*What you have to do*: Your reply should be only the number of lines in the material below that include the word "fraction".

*Exercise materials*:

BEGIN

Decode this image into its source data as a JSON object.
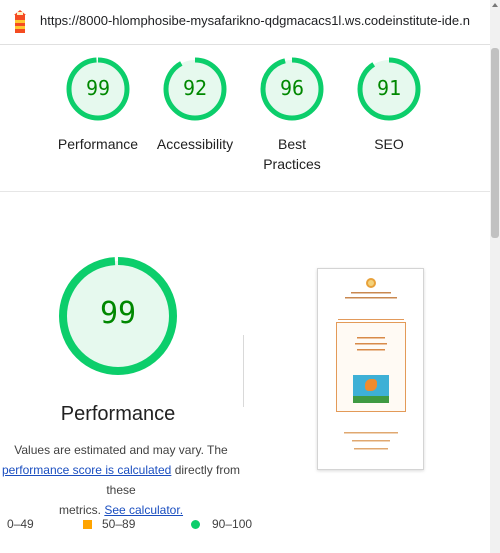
{
  "address_bar": {
    "url": "https://8000-hlomphosibe-mysafarikno-qdgmacacs1l.ws.codeinstitute-ide.net/..."
  },
  "categories": [
    {
      "score": "99",
      "label": "Performance",
      "fraction": 0.99
    },
    {
      "score": "92",
      "label": "Accessibility",
      "fraction": 0.92
    },
    {
      "score": "96",
      "label": "Best Practices",
      "fraction": 0.96
    },
    {
      "score": "91",
      "label": "SEO",
      "fraction": 0.91
    }
  ],
  "performance": {
    "score": "99",
    "fraction": 0.99,
    "title": "Performance",
    "desc_line1": "Values are estimated and may vary. The",
    "desc_link1": "performance score is calculated",
    "desc_mid": " directly from these",
    "desc_line3": "metrics. ",
    "desc_link2": "See calculator."
  },
  "legend": {
    "fail": "0–49",
    "average": "50–89",
    "pass": "90–100"
  },
  "colors": {
    "pass": "#0cce6b",
    "pass_text": "#008800",
    "pass_fill": "#e6f9ee",
    "average": "#ffa400",
    "link": "#1a4ec0"
  }
}
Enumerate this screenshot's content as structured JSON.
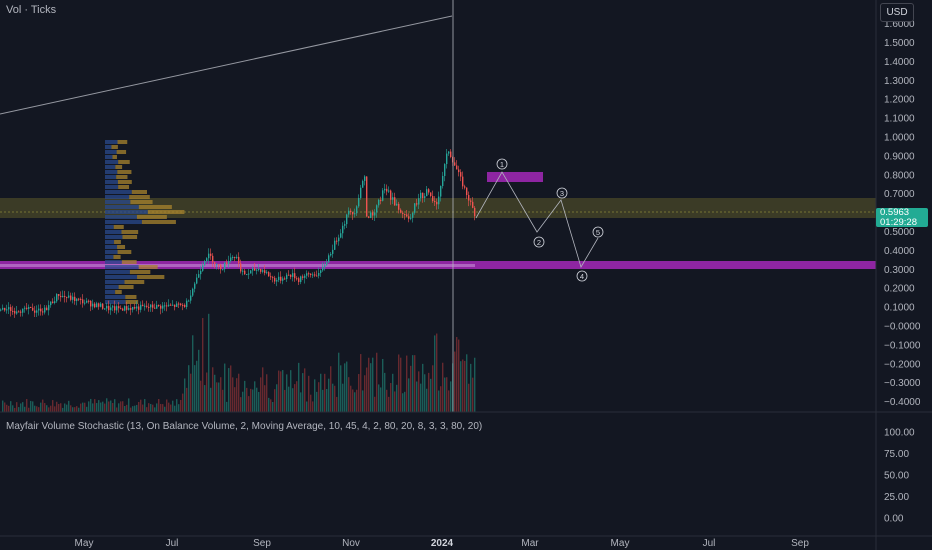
{
  "header": {
    "indicator_label": "Vol · Ticks",
    "currency": "USD"
  },
  "price_axis": {
    "labels": [
      "1.6000",
      "1.5000",
      "1.4000",
      "1.3000",
      "1.2000",
      "1.1000",
      "1.0000",
      "0.9000",
      "0.8000",
      "0.7000",
      "0.6000",
      "0.5000",
      "0.4000",
      "0.3000",
      "0.2000",
      "0.1000",
      "−0.0000",
      "−0.1000",
      "−0.2000",
      "−0.3000",
      "−0.4000"
    ],
    "values": [
      1.6,
      1.5,
      1.4,
      1.3,
      1.2,
      1.1,
      1.0,
      0.9,
      0.8,
      0.7,
      0.6,
      0.5,
      0.4,
      0.3,
      0.2,
      0.1,
      0,
      -0.1,
      -0.2,
      -0.3,
      -0.4
    ]
  },
  "current_price": {
    "value": "0.5963",
    "countdown": "01:29:28",
    "color": "#22ab94"
  },
  "indicator": {
    "label": "Mayfair Volume Stochastic (13, On Balance Volume, 2, Moving Average, 10, 45, 4, 2, 80, 20, 8, 3, 3, 80, 20)",
    "axis_labels": [
      "100.00",
      "75.00",
      "50.00",
      "25.00",
      "0.00"
    ],
    "axis_values": [
      100,
      75,
      50,
      25,
      0
    ]
  },
  "time_axis": {
    "labels": [
      "May",
      "Jul",
      "Sep",
      "Nov",
      "2024",
      "Mar",
      "May",
      "Jul",
      "Sep"
    ]
  },
  "wave_labels": [
    "1",
    "2",
    "3",
    "4",
    "5"
  ],
  "colors": {
    "up": "#26a69a",
    "down": "#ef5350",
    "zone_magenta": "#9c27b0",
    "zone_olive": "#5c5a2a"
  }
}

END

*Solution to this exercise*: 5